■ **Task instructions**
Determine the number of lines in these entries that hold the word "query". Give the number and nothing more.

■ **Stored data**

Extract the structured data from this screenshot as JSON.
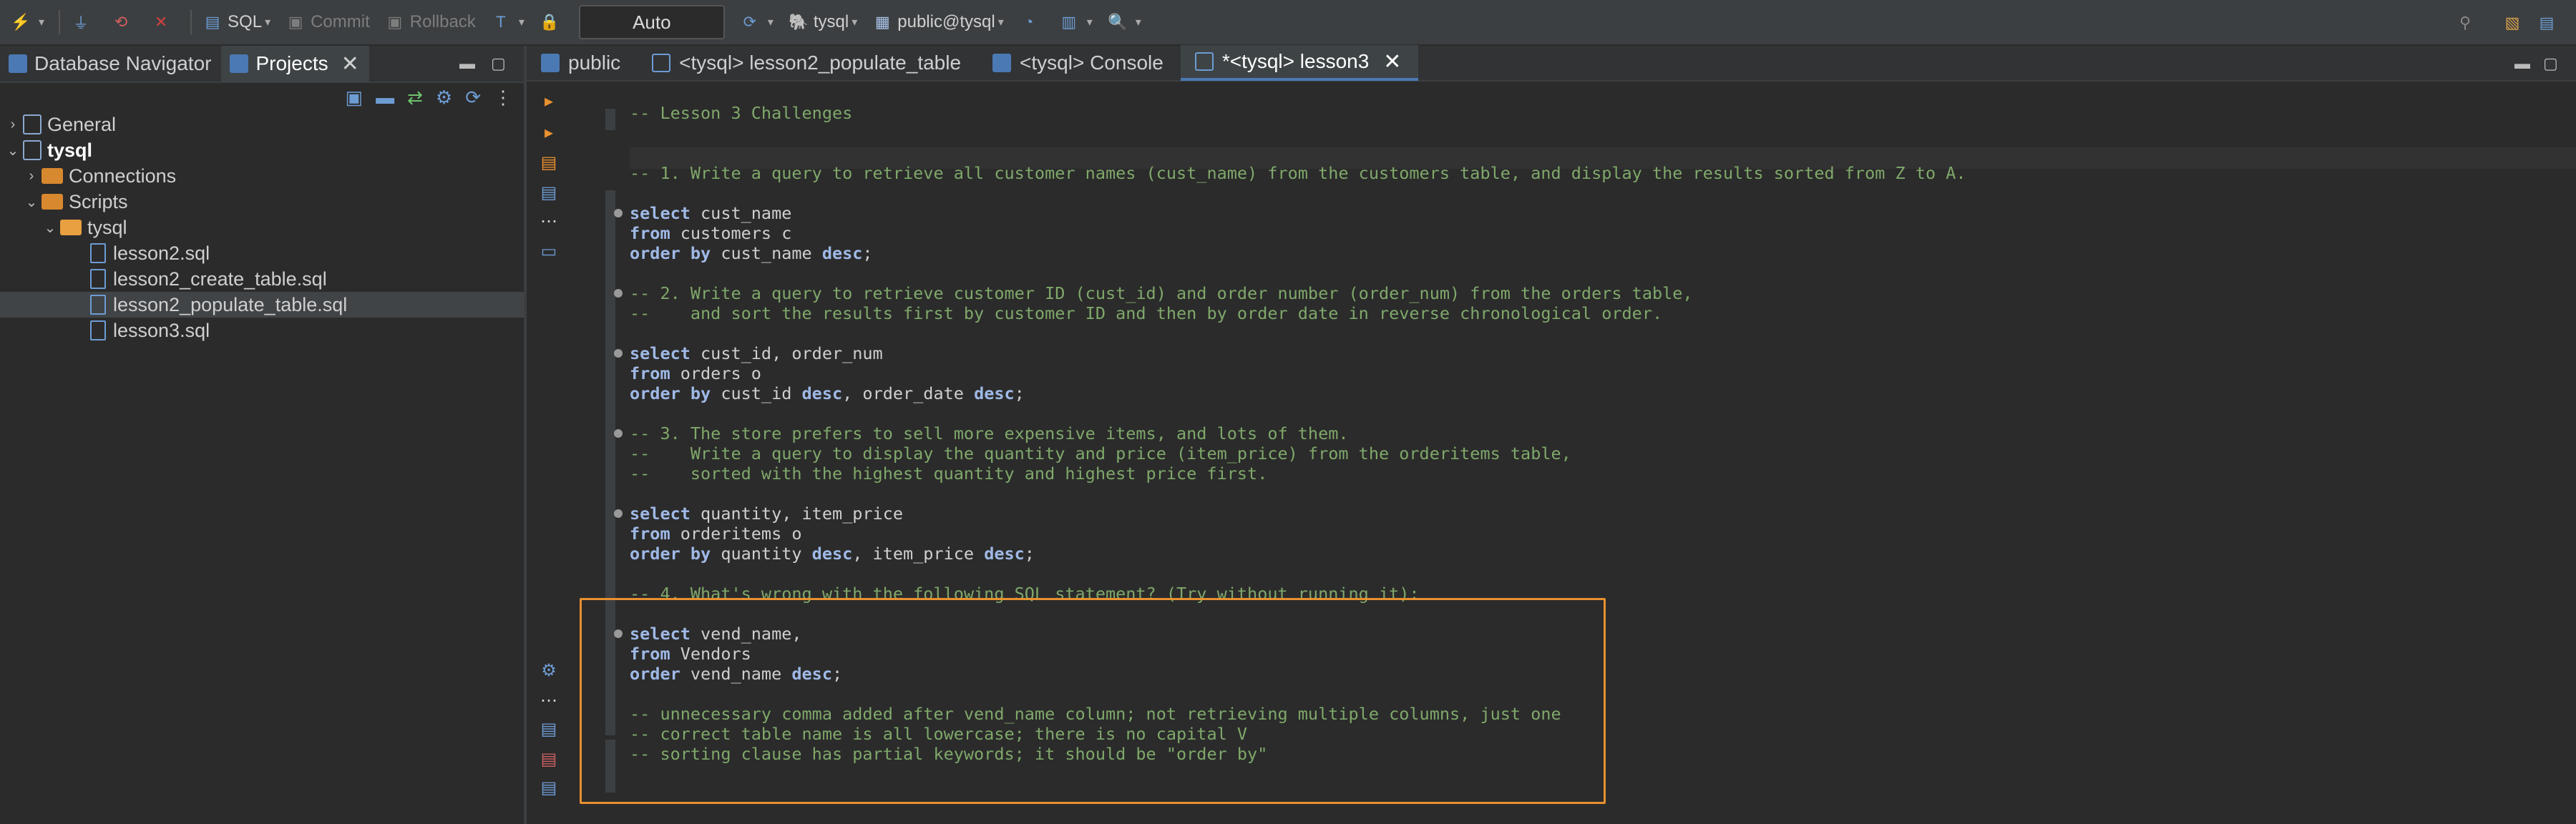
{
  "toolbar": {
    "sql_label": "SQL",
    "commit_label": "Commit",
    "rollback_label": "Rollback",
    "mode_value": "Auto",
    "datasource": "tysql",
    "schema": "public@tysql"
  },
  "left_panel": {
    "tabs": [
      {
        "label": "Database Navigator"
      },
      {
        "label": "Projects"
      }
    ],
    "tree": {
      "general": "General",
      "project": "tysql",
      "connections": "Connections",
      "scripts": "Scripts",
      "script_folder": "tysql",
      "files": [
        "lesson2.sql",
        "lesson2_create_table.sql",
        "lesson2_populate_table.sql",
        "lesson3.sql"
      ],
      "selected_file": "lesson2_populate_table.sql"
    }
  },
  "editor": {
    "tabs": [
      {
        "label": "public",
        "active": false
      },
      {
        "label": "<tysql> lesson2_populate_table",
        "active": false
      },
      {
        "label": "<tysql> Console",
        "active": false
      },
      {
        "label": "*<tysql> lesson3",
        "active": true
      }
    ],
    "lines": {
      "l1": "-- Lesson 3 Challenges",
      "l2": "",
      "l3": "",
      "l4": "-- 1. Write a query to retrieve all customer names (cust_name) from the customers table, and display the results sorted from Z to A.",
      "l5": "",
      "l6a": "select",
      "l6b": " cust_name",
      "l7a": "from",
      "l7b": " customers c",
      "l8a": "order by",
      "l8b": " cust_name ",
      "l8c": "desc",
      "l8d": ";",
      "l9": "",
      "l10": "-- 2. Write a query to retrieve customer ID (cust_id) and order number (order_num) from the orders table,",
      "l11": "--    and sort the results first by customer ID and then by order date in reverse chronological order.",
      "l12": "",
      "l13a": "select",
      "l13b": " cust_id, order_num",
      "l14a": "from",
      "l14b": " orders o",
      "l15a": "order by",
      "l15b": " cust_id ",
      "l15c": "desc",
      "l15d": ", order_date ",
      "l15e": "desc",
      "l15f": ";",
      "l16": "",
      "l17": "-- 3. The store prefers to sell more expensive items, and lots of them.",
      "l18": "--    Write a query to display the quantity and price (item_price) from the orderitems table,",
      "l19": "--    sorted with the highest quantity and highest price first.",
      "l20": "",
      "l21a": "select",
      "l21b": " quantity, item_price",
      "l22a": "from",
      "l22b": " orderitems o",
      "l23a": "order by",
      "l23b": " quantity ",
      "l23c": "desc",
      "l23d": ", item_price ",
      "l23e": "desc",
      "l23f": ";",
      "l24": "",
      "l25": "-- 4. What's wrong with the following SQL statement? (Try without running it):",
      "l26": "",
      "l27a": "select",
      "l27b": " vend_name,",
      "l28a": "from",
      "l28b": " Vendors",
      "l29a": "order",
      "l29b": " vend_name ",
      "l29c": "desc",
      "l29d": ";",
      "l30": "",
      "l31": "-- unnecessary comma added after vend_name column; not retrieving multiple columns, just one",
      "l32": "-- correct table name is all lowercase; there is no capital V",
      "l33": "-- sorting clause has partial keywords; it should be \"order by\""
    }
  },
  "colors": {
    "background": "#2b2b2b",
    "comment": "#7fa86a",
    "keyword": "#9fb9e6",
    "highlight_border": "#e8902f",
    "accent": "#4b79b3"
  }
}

■ **Result for this task**
3